December 10, 2007 10:22 IST

It is an impromptu court at Tada, a village in the Nellore district of Andhra Pradesh. A group has collected on the sidewalks of the highway connecting Chennai with Kolkata, between vast expanses of paddy fields on either side.

An old farmer couple wants Ravi Reddy, man about town and the son of the local Panchayat president, to get their son back into the Apache Special Economic Zone that makes 160,000 pairs of sports shoes every month for Adidas.

After assuring them that he will take care of their son's case, Reddy flashes a green entry card and says: "I can get in and out of this SEZ any time I want. I have so far placed around 600 people in this factory, all local villagers, and they want more."

Ever since the Chinese-owned Apache SEZ went into full-scale production exactly a year ago, a lot has improved for Tada and its 100,000-plus inhabitants.

No fewer than 4,500 people have obtained jobs on an average salary of Rs 3,500 per month. Most are between 18 and 25 years, and 30 per cent of them are women.

Some people have come all the way from Chennai and Hyderabad to look for jobs here. Suddenly, young working hands have become a scarce commodity in the Nellore district. Local grocers and tailors are faced with an acute shortage of hands.

Rentals have doubled and land prices have shot up, in some cases 10 times, in the last year or so. Reddy says several real estate companies have started buying land to build housing colonies.

And there are visible signs of prosperity all around. Tada is well lit at night with Apache donating 183 tube lights. Ramakrishna, who works in a petrol station, says that sale on credit at local groceries has become a thing of the past: "Some households, where both husband and wife work, take home as much as Rs 10,000 a month.
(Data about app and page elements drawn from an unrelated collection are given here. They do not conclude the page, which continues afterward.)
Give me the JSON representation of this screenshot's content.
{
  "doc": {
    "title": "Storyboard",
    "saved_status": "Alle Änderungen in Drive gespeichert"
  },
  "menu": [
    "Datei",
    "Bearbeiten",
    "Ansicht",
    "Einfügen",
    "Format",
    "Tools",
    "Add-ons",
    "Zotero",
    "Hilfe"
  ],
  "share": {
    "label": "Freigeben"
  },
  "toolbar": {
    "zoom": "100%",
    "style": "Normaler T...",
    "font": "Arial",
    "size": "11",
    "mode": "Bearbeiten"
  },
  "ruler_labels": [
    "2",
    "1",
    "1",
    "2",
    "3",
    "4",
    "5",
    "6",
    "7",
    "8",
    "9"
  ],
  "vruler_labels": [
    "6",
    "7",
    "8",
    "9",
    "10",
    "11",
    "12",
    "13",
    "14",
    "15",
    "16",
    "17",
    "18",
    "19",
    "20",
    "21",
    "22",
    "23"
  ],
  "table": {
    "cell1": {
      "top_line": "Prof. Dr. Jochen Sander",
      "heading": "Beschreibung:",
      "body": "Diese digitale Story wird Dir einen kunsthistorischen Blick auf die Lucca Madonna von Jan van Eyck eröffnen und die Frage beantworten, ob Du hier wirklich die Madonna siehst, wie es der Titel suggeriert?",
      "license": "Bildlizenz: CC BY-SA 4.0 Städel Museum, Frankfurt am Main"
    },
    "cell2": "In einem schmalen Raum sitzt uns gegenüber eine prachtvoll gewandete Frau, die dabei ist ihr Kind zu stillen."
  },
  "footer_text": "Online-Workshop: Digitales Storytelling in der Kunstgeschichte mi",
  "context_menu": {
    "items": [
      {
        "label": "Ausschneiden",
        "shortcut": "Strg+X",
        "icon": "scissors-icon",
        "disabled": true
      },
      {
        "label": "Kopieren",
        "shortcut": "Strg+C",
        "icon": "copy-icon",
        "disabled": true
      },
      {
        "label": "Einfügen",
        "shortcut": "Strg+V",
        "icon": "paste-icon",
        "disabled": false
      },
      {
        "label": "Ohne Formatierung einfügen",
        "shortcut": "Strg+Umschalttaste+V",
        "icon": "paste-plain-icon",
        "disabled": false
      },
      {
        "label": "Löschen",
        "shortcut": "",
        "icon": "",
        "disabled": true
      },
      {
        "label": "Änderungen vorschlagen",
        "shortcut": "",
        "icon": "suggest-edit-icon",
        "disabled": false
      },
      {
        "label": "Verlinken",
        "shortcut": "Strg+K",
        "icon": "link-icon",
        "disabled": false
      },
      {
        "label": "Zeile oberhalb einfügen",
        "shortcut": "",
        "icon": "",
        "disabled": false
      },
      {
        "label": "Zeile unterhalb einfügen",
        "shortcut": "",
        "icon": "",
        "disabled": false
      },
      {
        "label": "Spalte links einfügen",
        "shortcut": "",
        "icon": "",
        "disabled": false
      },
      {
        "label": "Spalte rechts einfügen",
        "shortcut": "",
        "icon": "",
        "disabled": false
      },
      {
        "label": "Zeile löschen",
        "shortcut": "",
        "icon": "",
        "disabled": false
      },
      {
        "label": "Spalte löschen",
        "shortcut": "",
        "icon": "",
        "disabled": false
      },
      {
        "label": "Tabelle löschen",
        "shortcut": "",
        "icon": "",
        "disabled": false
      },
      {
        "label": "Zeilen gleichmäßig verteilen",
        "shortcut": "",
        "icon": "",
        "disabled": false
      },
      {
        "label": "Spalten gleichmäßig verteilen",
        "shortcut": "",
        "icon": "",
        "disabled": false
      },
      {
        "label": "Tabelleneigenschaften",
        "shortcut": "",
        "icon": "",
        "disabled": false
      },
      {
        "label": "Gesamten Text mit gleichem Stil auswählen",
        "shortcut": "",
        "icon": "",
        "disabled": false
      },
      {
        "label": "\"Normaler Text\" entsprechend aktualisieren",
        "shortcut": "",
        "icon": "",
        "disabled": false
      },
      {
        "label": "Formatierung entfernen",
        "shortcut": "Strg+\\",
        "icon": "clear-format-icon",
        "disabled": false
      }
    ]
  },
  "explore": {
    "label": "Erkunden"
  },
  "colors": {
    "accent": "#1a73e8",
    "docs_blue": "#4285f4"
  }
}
And they are spending it too."

"Wait here till 6 in the evening, you will see at least 300 new motorcycles come out of the factory," says Balaji who has just finished his lunch duty at the Apache canteen, where he attends to some 3,300 employees.

In spite of rampant criticism, Apache is one example of how SEZs have started delivering the goods.

Exports from the 22 SEZs up and running are expected to more than double to Rs 67,000 crore (Rs 670 billion) in the current financial year.

These zones have added 52,000 jobs and the number is projected to rise to 2.1 million by December 2009.

The SEZ is spread over 300-odd acres. A km-long world-class road reaches visitors to its front office which is buzzing with employees in bright green T-shirts. Adidas does not allow visitors inside the factories to see their shoes in the development process.

H Ken, a Taiwanese in his late-20s, is amongst the 120-odd expats working at Tada. He says that Tada is smaller than Apache's facility at Guangdong in South China, where 18,000 people produce 1.2 million pairs of Adidas shoes every month.

"In India, we will be making 400,000 pairs by 2008 and will have nearly 10,000 people working here," he says, adding that by 2011-12, the workforce will go up to 30,000.

Also, productivity at Tada is half of that at Guangdong. The people working here are largely unskilled workers and have never been inside a manufacturing facility, leave alone a world-class shoe factory. They are being trained for the first time and are improving, according to Apache officials.

Ken and his colleagues are working hard to improve the productivity by regular training. "It is a good lesson for us too," he admits.

The people of Tada aren't complaining.

S Kalyana Ramanathan & G Balachandar in Tada